Dataset rows describing interfaces:
# # # # #

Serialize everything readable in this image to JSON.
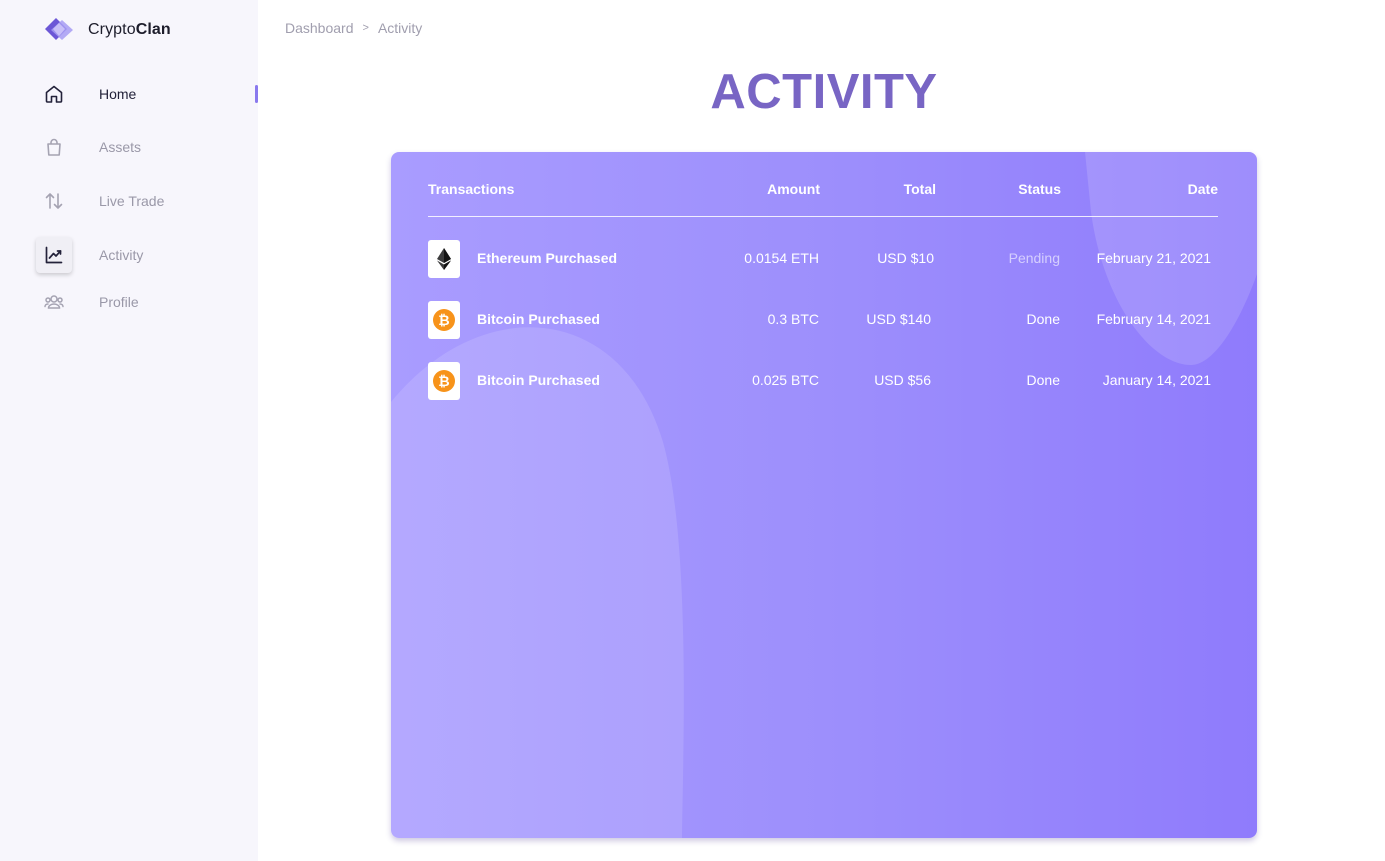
{
  "brand": {
    "name_regular": "Crypto",
    "name_bold": "Clan"
  },
  "sidebar": {
    "items": [
      {
        "label": "Home",
        "icon": "home-icon"
      },
      {
        "label": "Assets",
        "icon": "bag-icon"
      },
      {
        "label": "Live Trade",
        "icon": "arrows-up-down-icon"
      },
      {
        "label": "Activity",
        "icon": "chart-line-icon"
      },
      {
        "label": "Profile",
        "icon": "users-icon"
      }
    ]
  },
  "breadcrumb": {
    "parent": "Dashboard",
    "separator": ">",
    "current": "Activity"
  },
  "page": {
    "title": "ACTIVITY"
  },
  "table": {
    "headers": {
      "transactions": "Transactions",
      "amount": "Amount",
      "total": "Total",
      "status": "Status",
      "date": "Date"
    },
    "rows": [
      {
        "coin": "ethereum-icon",
        "name": "Ethereum Purchased",
        "amount": "0.0154 ETH",
        "total": "USD $10",
        "status": "Pending",
        "date": "February 21, 2021"
      },
      {
        "coin": "bitcoin-icon",
        "name": "Bitcoin Purchased",
        "amount": "0.3 BTC",
        "total": "USD $140",
        "status": "Done",
        "date": "February 14, 2021"
      },
      {
        "coin": "bitcoin-icon",
        "name": "Bitcoin Purchased",
        "amount": "0.025 BTC",
        "total": "USD $56",
        "status": "Done",
        "date": "January 14, 2021"
      }
    ]
  },
  "colors": {
    "accent": "#7865c4",
    "card_start": "#a99cff",
    "card_end": "#8f7bfc",
    "bitcoin": "#f7931a",
    "sidebar_bg": "#f7f6fc"
  }
}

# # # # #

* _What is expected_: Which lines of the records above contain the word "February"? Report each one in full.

* _Problem solution_:
        "date": "February 21, 2021"
        "date": "February 14, 2021"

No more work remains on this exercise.